Chief Mourner


Typical character from the Society Islands, in the late 1700s, 
 the Chief Mourner is the one who leads grieving at a funeral. 

With his apron, his mask, his tropical feathers and his Pacific pearl shell, 
 he presides here at the funeral of the Lake Mead and its water reserve.

Located in Nevada and Arizona, this artificial lake supplies water to both states 

but also to California. For more than 30 years, water levels have been declining steeply, 
 to the point that former cities engulfed during the creation of Lake Mead reappear regularly.

Its overexploitation could lead to its draining in a few years.

New Zealander living in Las Vegas, Matthew Couper compares in this anachronistic 
 allegory the ancestral esoteric rites of the South Pacific to the current ecological 
 and industrial disasters of the west coast of the United States.

Among other things, there is a dark phoenix carrying a coffin, caricaturing the emblem of 
 American national pride, and a dowser's Y-shaped rod to look for the last drops...

Accomplished and printed at the heart of Paris, on a 19th century lithographic press,

"The Chief Mourner and the Last drops" is the first lithograph made by Matthew Couper. The effort on textures with many different tools is highlighted by the black colour that gives a strong contrast, letting light come from within the drawing. 

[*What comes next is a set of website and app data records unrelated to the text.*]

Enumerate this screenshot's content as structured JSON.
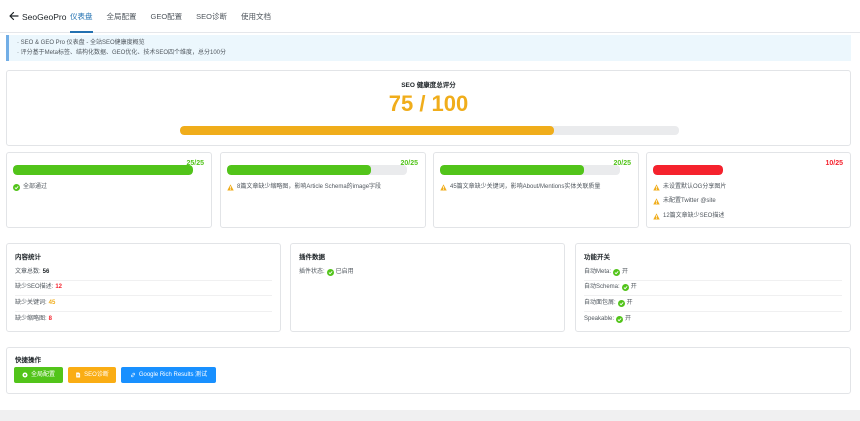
{
  "header": {
    "brand": "SeoGeoPro",
    "tabs": [
      {
        "label": "仪表盘",
        "active": true
      },
      {
        "label": "全局配置"
      },
      {
        "label": "GEO配置"
      },
      {
        "label": "SEO诊断"
      },
      {
        "label": "使用文档"
      }
    ]
  },
  "notice": {
    "line1": "· SEO & GEO Pro 仪表盘 - 全站SEO健康度概览",
    "line2": "· 评分基于Meta标签、结构化数据、GEO优化、技术SEO四个维度，总分100分"
  },
  "score": {
    "title": "SEO 健康度总评分",
    "value_text": "75 / 100",
    "fraction": 0.75,
    "color": "#f0ad1b"
  },
  "categories": [
    {
      "score_text": "25/25",
      "fraction": 1.0,
      "color": "#52c41a",
      "items": [
        {
          "icon": "check-circle-icon",
          "text": "全部通过"
        }
      ]
    },
    {
      "score_text": "20/25",
      "fraction": 0.8,
      "color": "#52c41a",
      "items": [
        {
          "icon": "warning-icon",
          "text": "8篇文章缺少缩略图，影响Article Schema的image字段"
        }
      ]
    },
    {
      "score_text": "20/25",
      "fraction": 0.8,
      "color": "#52c41a",
      "items": [
        {
          "icon": "warning-icon",
          "text": "45篇文章缺少关键词，影响About/Mentions实体关联质量"
        }
      ]
    },
    {
      "score_text": "10/25",
      "fraction": 0.4,
      "color": "#f5222d",
      "items": [
        {
          "icon": "warning-icon",
          "text": "未设置默认OG分享图片"
        },
        {
          "icon": "warning-icon",
          "text": "未配置Twitter @site"
        },
        {
          "icon": "warning-icon",
          "text": "12篇文章缺少SEO描述"
        }
      ]
    }
  ],
  "content_stats": {
    "title": "内容统计",
    "rows": [
      {
        "label": "文章总数:",
        "value": "56",
        "color": "#1d2327"
      },
      {
        "label": "缺少SEO描述:",
        "value": "12",
        "color": "#f5222d"
      },
      {
        "label": "缺少关键词:",
        "value": "45",
        "color": "#f0ad1b"
      },
      {
        "label": "缺少缩略图:",
        "value": "8",
        "color": "#f5222d"
      }
    ]
  },
  "plugin_data": {
    "title": "插件数据",
    "rows": [
      {
        "label": "插件状态:",
        "value": "已启用"
      }
    ]
  },
  "features": {
    "title": "功能开关",
    "rows": [
      {
        "label": "自动Meta:",
        "value": "开"
      },
      {
        "label": "自动Schema:",
        "value": "开"
      },
      {
        "label": "自动面包屑:",
        "value": "开"
      },
      {
        "label": "Speakable:",
        "value": "开"
      }
    ]
  },
  "quick_actions": {
    "title": "快捷操作",
    "buttons": [
      {
        "label": "全局配置",
        "icon": "gear-icon",
        "color": "#52c41a"
      },
      {
        "label": "SEO诊断",
        "icon": "document-icon",
        "color": "#faad14"
      },
      {
        "label": "Google Rich Results 测试",
        "icon": "link-icon",
        "color": "#1890ff"
      }
    ]
  },
  "colors": {
    "accent": "#2271b1",
    "success": "#52c41a",
    "warning": "#f0ad1b",
    "danger": "#f5222d",
    "info": "#1890ff"
  }
}
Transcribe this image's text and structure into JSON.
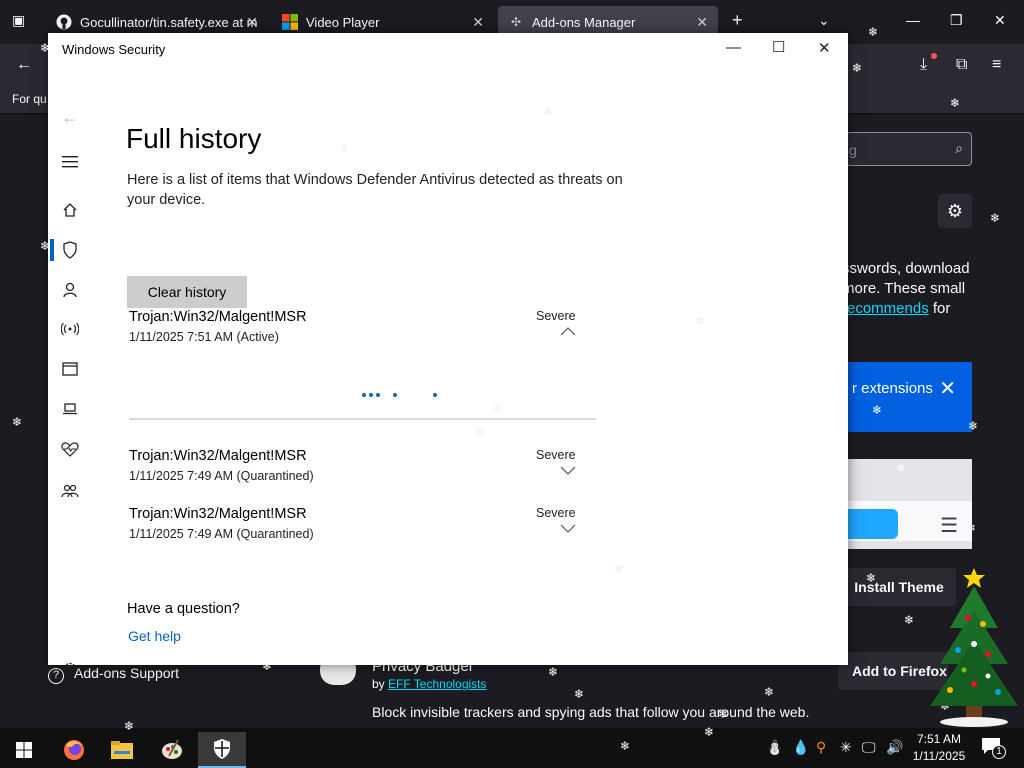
{
  "browser": {
    "tabs": [
      {
        "title": "Gocullinator/tin.safety.exe at m",
        "icon": "github-icon"
      },
      {
        "title": "Video Player",
        "icon": "microsoft-icon"
      },
      {
        "title": "Add-ons Manager",
        "icon": "puzzle-icon",
        "active": true
      }
    ],
    "bookmarks_text": "For qu"
  },
  "addons_page": {
    "search_placeholder_fragment": "g",
    "intro_lines": [
      "sswords, download",
      "more. These small"
    ],
    "intro_link": "recommends",
    "intro_after_link": " for",
    "banner_text": "r extensions",
    "install_theme_label": "Install Theme",
    "extension_name": "Privacy Badger",
    "extension_by_prefix": "by ",
    "extension_author": "EFF Technologists",
    "extension_description": "Block invisible trackers and spying ads that follow you around the web.",
    "add_button_label": "Add to Firefox",
    "support_label": "Add-ons Support"
  },
  "security_window": {
    "title": "Windows Security",
    "heading": "Full history",
    "description": "Here is a list of items that Windows Defender Antivirus detected as threats on your device.",
    "clear_button": "Clear history",
    "threats": [
      {
        "name": "Trojan:Win32/Malgent!MSR",
        "meta": "1/11/2025 7:51 AM (Active)",
        "severity": "Severe",
        "expanded": true
      },
      {
        "name": "Trojan:Win32/Malgent!MSR",
        "meta": "1/11/2025 7:49 AM (Quarantined)",
        "severity": "Severe",
        "expanded": false
      },
      {
        "name": "Trojan:Win32/Malgent!MSR",
        "meta": "1/11/2025 7:49 AM (Quarantined)",
        "severity": "Severe",
        "expanded": false
      }
    ],
    "question": "Have a question?",
    "help_link": "Get help",
    "accent": "#0067c0"
  },
  "taskbar": {
    "time": "7:51 AM",
    "date": "1/11/2025",
    "notification_count": "1"
  }
}
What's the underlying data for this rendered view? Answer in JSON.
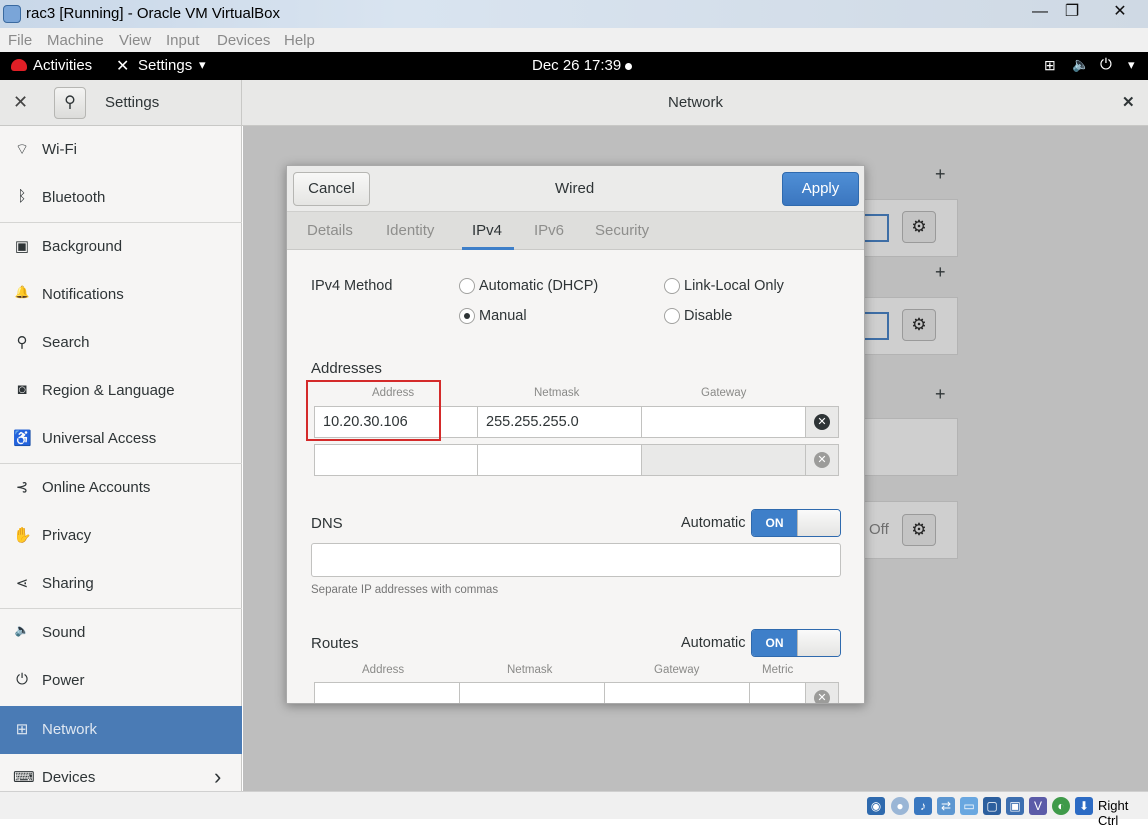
{
  "window": {
    "title": "rac3 [Running] - Oracle VM VirtualBox",
    "minimize": "—",
    "restore": "❐",
    "close": "✕"
  },
  "vbox_menu": [
    "File",
    "Machine",
    "View",
    "Input",
    "Devices",
    "Help"
  ],
  "gnome_bar": {
    "activities": "Activities",
    "app_menu": "Settings",
    "clock": "Dec 26  17:39",
    "arrow": "▾"
  },
  "settings": {
    "title": "Settings",
    "panel_title": "Network",
    "close": "✕"
  },
  "sidebar": {
    "items": [
      {
        "label": "Wi-Fi",
        "icon": "wifi-icon",
        "glyph": "⌔"
      },
      {
        "label": "Bluetooth",
        "icon": "bluetooth-icon",
        "glyph": "ᛒ"
      },
      {
        "label": "Background",
        "icon": "background-icon",
        "glyph": "▣"
      },
      {
        "label": "Notifications",
        "icon": "bell-icon",
        "glyph": "🔔"
      },
      {
        "label": "Search",
        "icon": "search-icon",
        "glyph": "⚲"
      },
      {
        "label": "Region & Language",
        "icon": "camera-icon",
        "glyph": "◙"
      },
      {
        "label": "Universal Access",
        "icon": "accessibility-icon",
        "glyph": "♿"
      },
      {
        "label": "Online Accounts",
        "icon": "online-accounts-icon",
        "glyph": "⊰"
      },
      {
        "label": "Privacy",
        "icon": "hand-icon",
        "glyph": "✋"
      },
      {
        "label": "Sharing",
        "icon": "share-icon",
        "glyph": "⋖"
      },
      {
        "label": "Sound",
        "icon": "speaker-icon",
        "glyph": "🔈"
      },
      {
        "label": "Power",
        "icon": "power-icon",
        "glyph": "⏻"
      },
      {
        "label": "Network",
        "icon": "network-icon",
        "glyph": "⊞"
      },
      {
        "label": "Devices",
        "icon": "devices-icon",
        "glyph": "⌨"
      }
    ],
    "active": "Network",
    "devices_arrow": "›"
  },
  "background_panel": {
    "plus": "+",
    "off_text": "Off",
    "gear": "⚙"
  },
  "dialog": {
    "title": "Wired",
    "cancel": "Cancel",
    "apply": "Apply",
    "tabs": [
      "Details",
      "Identity",
      "IPv4",
      "IPv6",
      "Security"
    ],
    "active_tab": "IPv4",
    "ipv4_method_label": "IPv4 Method",
    "methods": {
      "auto": "Automatic (DHCP)",
      "link_local": "Link-Local Only",
      "manual": "Manual",
      "disable": "Disable"
    },
    "selected_method": "Manual",
    "addresses": {
      "label": "Addresses",
      "col_address": "Address",
      "col_netmask": "Netmask",
      "col_gateway": "Gateway",
      "rows": [
        {
          "address": "10.20.30.106",
          "netmask": "255.255.255.0",
          "gateway": ""
        },
        {
          "address": "",
          "netmask": "",
          "gateway": ""
        }
      ]
    },
    "dns": {
      "label": "DNS",
      "automatic_label": "Automatic",
      "switch": "ON",
      "value": "",
      "hint": "Separate IP addresses with commas"
    },
    "routes": {
      "label": "Routes",
      "automatic_label": "Automatic",
      "switch": "ON",
      "col_address": "Address",
      "col_netmask": "Netmask",
      "col_gateway": "Gateway",
      "col_metric": "Metric"
    }
  },
  "status_bar": {
    "host_key": "Right Ctrl"
  },
  "colors": {
    "accent": "#3e7fc9",
    "sidebar_active": "#4a7bb5",
    "highlight_box": "#d42a2a"
  }
}
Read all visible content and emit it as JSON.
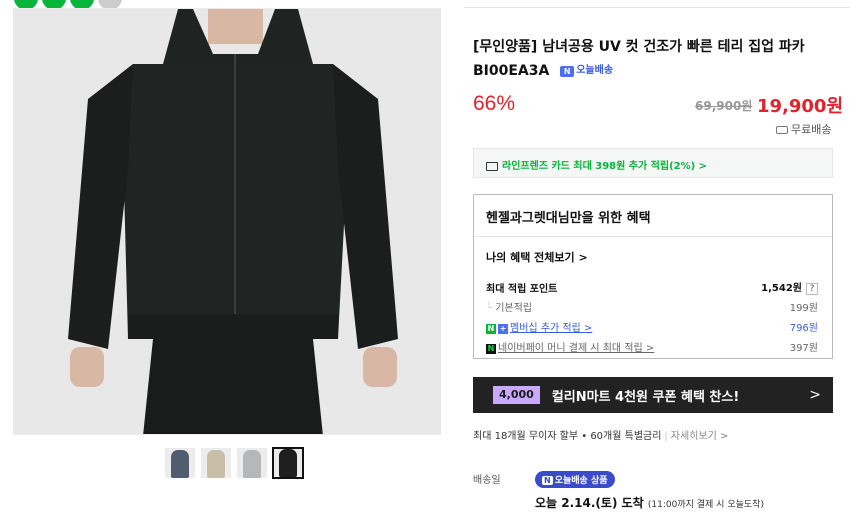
{
  "colors": {
    "accent_red": "#e0232e",
    "naver_green": "#07b53b",
    "today_blue": "#3b4cca",
    "banner_bg": "#222222",
    "coupon_purple": "#c9a8ff"
  },
  "product": {
    "title": "[무인양품] 남녀공용 UV 컷 건조가 빠른 테리 집업 파카 BI00EA3A",
    "today_badge": "오늘배송",
    "discount": "66%",
    "original_price": "69,900원",
    "sale_price": "19,900원",
    "shipping": "무료배송"
  },
  "card_promo": "라인프렌즈 카드 최대 398원 추가 적립(2%) >",
  "benefits": {
    "heading": "헨젤과그렛대님만을 위한 혜택",
    "view_all": "나의 혜택 전체보기 >",
    "max_points_label": "최대 적립 포인트",
    "max_points_value": "1,542원",
    "help": "?",
    "rows": [
      {
        "label": "기본적립",
        "value": "199원"
      },
      {
        "label": "멤버십 추가 적립 >",
        "value": "796원"
      },
      {
        "label": "네이버페이 머니 결제 시 최대 적립 >",
        "value": "397원"
      }
    ]
  },
  "banner": {
    "coupon": "4,000",
    "text": "컬리N마트 4천원 쿠폰 혜택 찬스!",
    "arrow": ">"
  },
  "installment": {
    "text": "최대 18개월 무이자 할부 • 60개월 특별금리",
    "detail": "자세히보기 >"
  },
  "delivery": {
    "label": "배송일",
    "tag": "오늘배송 상품",
    "date": "오늘 2.14.(토) 도착",
    "note": "(11:00까지 결제 시 오늘도착)"
  },
  "thumbnails": [
    {
      "name": "thumb-navy",
      "color": "#4f5d6e"
    },
    {
      "name": "thumb-beige",
      "color": "#c9bfa9"
    },
    {
      "name": "thumb-grey",
      "color": "#b5b7b9"
    },
    {
      "name": "thumb-black",
      "color": "#1c1f1d"
    }
  ]
}
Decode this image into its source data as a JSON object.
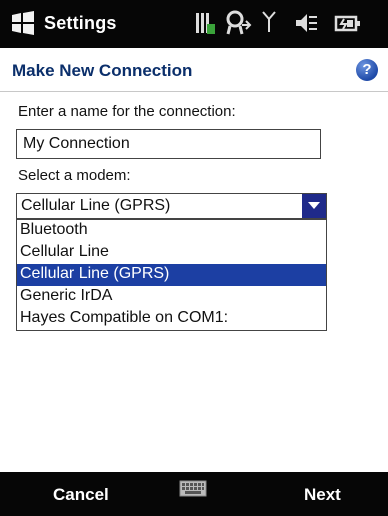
{
  "titlebar": {
    "title": "Settings",
    "icons": [
      "windows-logo-icon",
      "sd-card-icon",
      "connectivity-icon",
      "signal-icon",
      "volume-mute-icon",
      "battery-icon"
    ]
  },
  "subheader": {
    "title": "Make New Connection",
    "help_icon": "help-icon",
    "help_glyph": "?"
  },
  "form": {
    "name_label": "Enter a name for the connection:",
    "name_value": "My Connection",
    "modem_label": "Select a modem:",
    "modem_selected": "Cellular Line (GPRS)",
    "modem_options": [
      "Bluetooth",
      "Cellular Line",
      "Cellular Line (GPRS)",
      "Generic IrDA",
      "Hayes Compatible on COM1:"
    ],
    "selected_index": 2
  },
  "softkeys": {
    "left": "Cancel",
    "right": "Next",
    "center_icon": "keyboard-icon"
  },
  "colors": {
    "bar": "#060606",
    "selection": "#1c3fa3",
    "heading": "#0b2f6b"
  }
}
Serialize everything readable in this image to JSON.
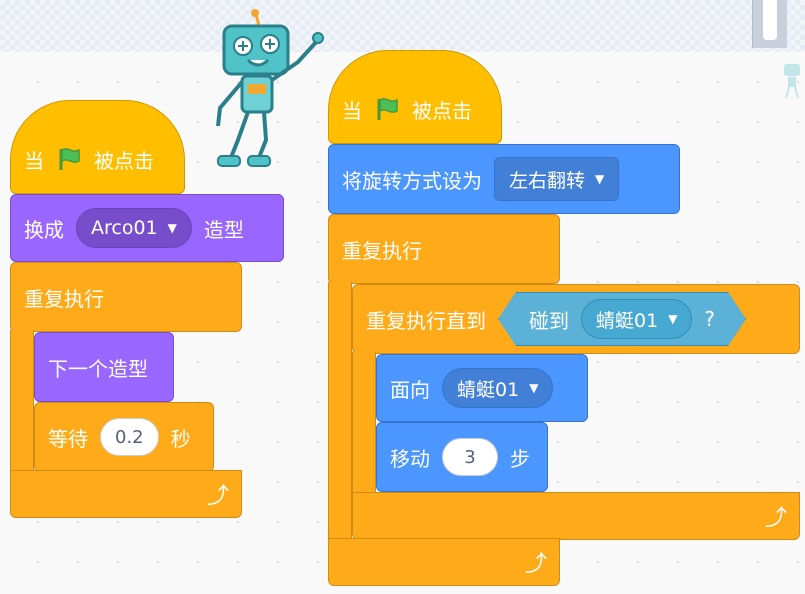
{
  "colors": {
    "events": "#ffbf00",
    "control": "#ffab19",
    "looks": "#9966ff",
    "motion": "#4c97ff",
    "sensing": "#5cb1d6",
    "flag": "#4cbf56"
  },
  "icons": {
    "flag": "green-flag-icon",
    "loop": "loop-arrow-icon",
    "dropdown": "caret-down-icon"
  },
  "script_left": {
    "hat": {
      "when": "当",
      "clicked": "被点击"
    },
    "switch_costume": {
      "label": "换成",
      "value": "Arco01",
      "suffix": "造型"
    },
    "forever": {
      "label": "重复执行"
    },
    "next_costume": {
      "label": "下一个造型"
    },
    "wait": {
      "label": "等待",
      "value": "0.2",
      "unit": "秒"
    }
  },
  "script_right": {
    "hat": {
      "when": "当",
      "clicked": "被点击"
    },
    "rotation_style": {
      "label": "将旋转方式设为",
      "value": "左右翻转"
    },
    "forever": {
      "label": "重复执行"
    },
    "repeat_until": {
      "label": "重复执行直到"
    },
    "touching": {
      "label": "碰到",
      "value": "蜻蜓01",
      "suffix": "?"
    },
    "point_towards": {
      "label": "面向",
      "value": "蜻蜓01"
    },
    "move": {
      "label": "移动",
      "value": "3",
      "unit": "步"
    }
  }
}
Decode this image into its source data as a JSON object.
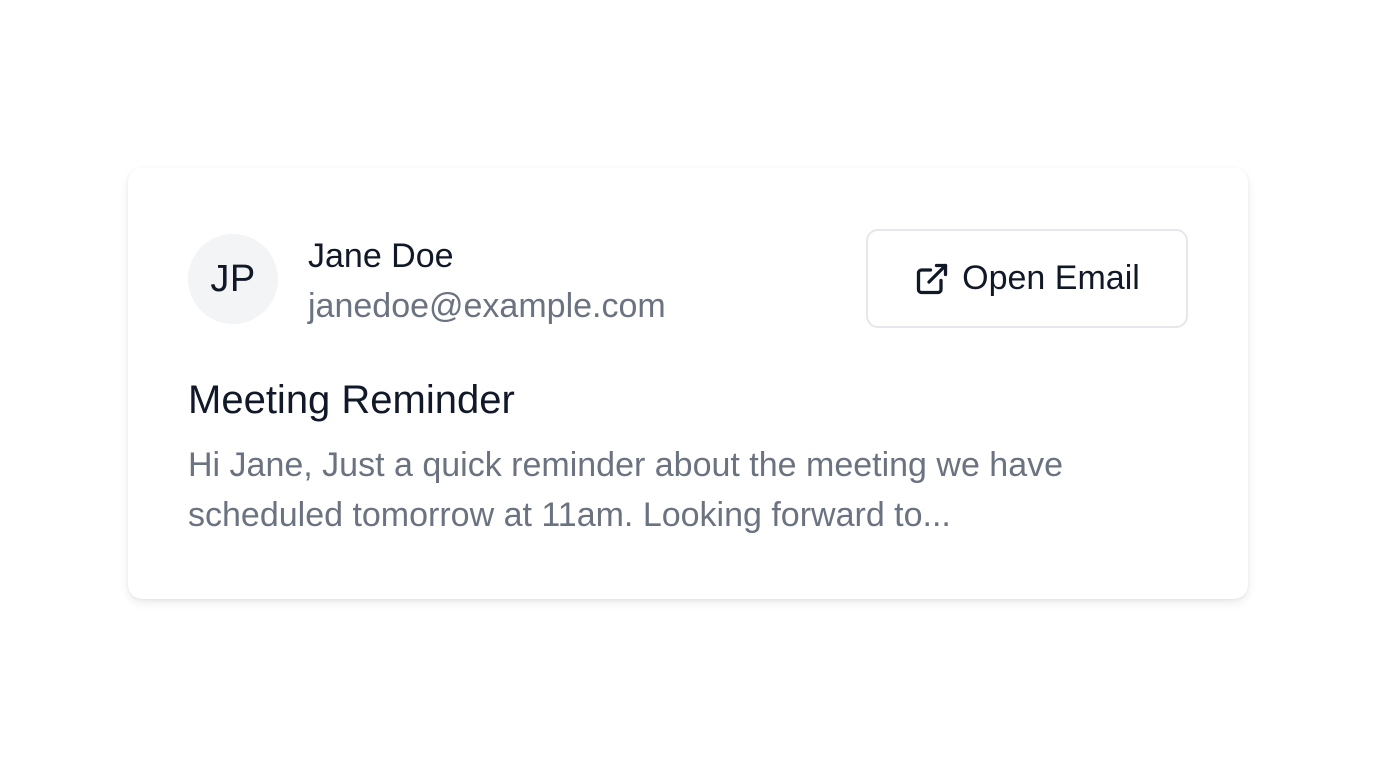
{
  "sender": {
    "initials": "JP",
    "name": "Jane Doe",
    "email": "janedoe@example.com"
  },
  "actions": {
    "open_email_label": "Open Email",
    "open_email_icon": "external-link-icon"
  },
  "message": {
    "subject": "Meeting Reminder",
    "preview": "Hi Jane, Just a quick reminder about the meeting we have scheduled tomorrow at 11am. Looking forward to..."
  },
  "colors": {
    "primary_text": "#111827",
    "secondary_text": "#6b7280",
    "avatar_bg": "#f3f4f6",
    "button_border": "#e5e7eb"
  }
}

A slightly warmer than the paper hue was printed as a background, reminding the colour of the employed stone, as if to recreate the object, disappeared after the drawing was erased. This tint also gives an ancient style to the work as if the disaster illustrated by the disillusioned artist had been announced and could have been avoided.


Artist: Matthew Couper
Title: The Chief Mourner and The Last Drops
Year created: 2017

Medium: 2 colour, original lithograph BFK Rives 250g 100% cotton paper
Dimensions: 57 x 76cm / 22.4” x 29.9” unframed

Edition: of 40 numbered and signed Idem Paris embossing
Singed: numbered and dated bottom front

Price: NZD $1,000 inc delivery

Watch the artist create the work at IDEM, in Paris

Part One: Creation
Part Two: Process

All images are courtesy of Koméla and the artist. This lithograph is published by editions Koméla and printed at Idem Paris (former atelier Mourlot).